AIM OF THE TASK
Would you please return the lines of the material that contain the word "Изменить"?

DATASET EXCERPTS
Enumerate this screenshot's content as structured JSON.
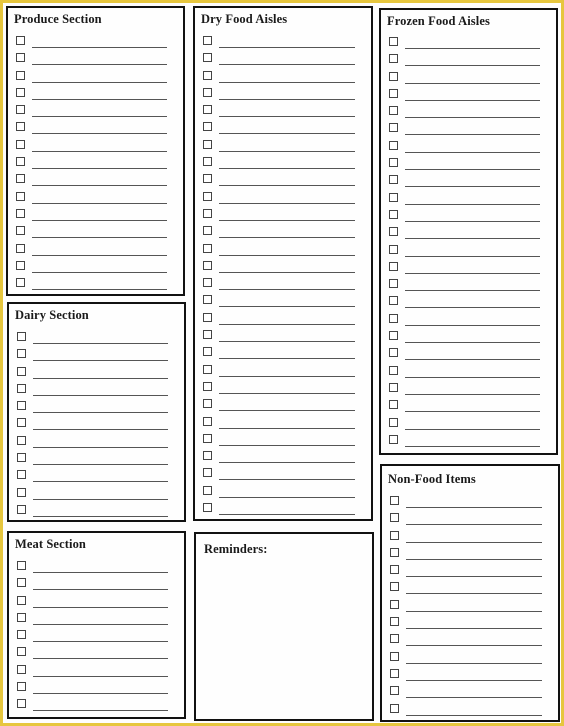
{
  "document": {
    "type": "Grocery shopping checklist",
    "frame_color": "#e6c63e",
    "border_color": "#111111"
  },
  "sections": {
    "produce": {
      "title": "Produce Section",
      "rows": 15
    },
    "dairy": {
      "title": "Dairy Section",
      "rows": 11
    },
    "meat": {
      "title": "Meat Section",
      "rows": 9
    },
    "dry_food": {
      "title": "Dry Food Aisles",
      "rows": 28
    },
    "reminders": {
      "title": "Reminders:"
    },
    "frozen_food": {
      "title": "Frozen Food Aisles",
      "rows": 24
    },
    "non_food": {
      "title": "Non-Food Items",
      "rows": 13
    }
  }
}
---
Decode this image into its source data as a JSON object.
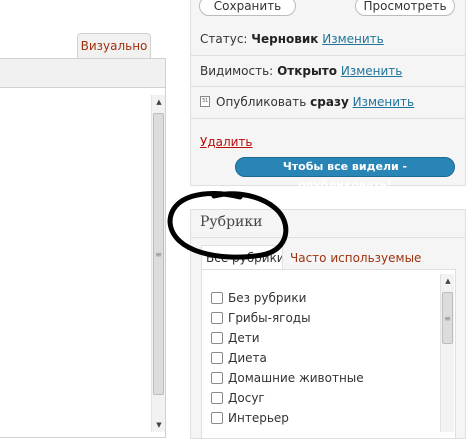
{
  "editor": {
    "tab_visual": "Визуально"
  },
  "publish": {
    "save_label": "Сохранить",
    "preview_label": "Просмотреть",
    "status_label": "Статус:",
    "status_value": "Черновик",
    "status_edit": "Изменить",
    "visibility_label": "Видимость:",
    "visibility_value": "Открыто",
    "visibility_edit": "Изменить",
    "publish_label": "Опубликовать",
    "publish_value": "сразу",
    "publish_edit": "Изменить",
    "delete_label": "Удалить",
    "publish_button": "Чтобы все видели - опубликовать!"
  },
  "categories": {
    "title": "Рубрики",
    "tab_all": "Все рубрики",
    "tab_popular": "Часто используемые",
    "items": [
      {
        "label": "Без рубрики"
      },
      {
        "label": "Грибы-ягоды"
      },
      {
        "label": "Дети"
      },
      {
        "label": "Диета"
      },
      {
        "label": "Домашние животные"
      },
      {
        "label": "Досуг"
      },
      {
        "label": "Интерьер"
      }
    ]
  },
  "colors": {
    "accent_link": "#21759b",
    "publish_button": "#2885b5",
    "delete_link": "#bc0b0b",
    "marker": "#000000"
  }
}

SOLUTION TO THIS EXERCISE
    "status_edit": "Изменить",
    "visibility_edit": "Изменить",
    "publish_edit": "Изменить",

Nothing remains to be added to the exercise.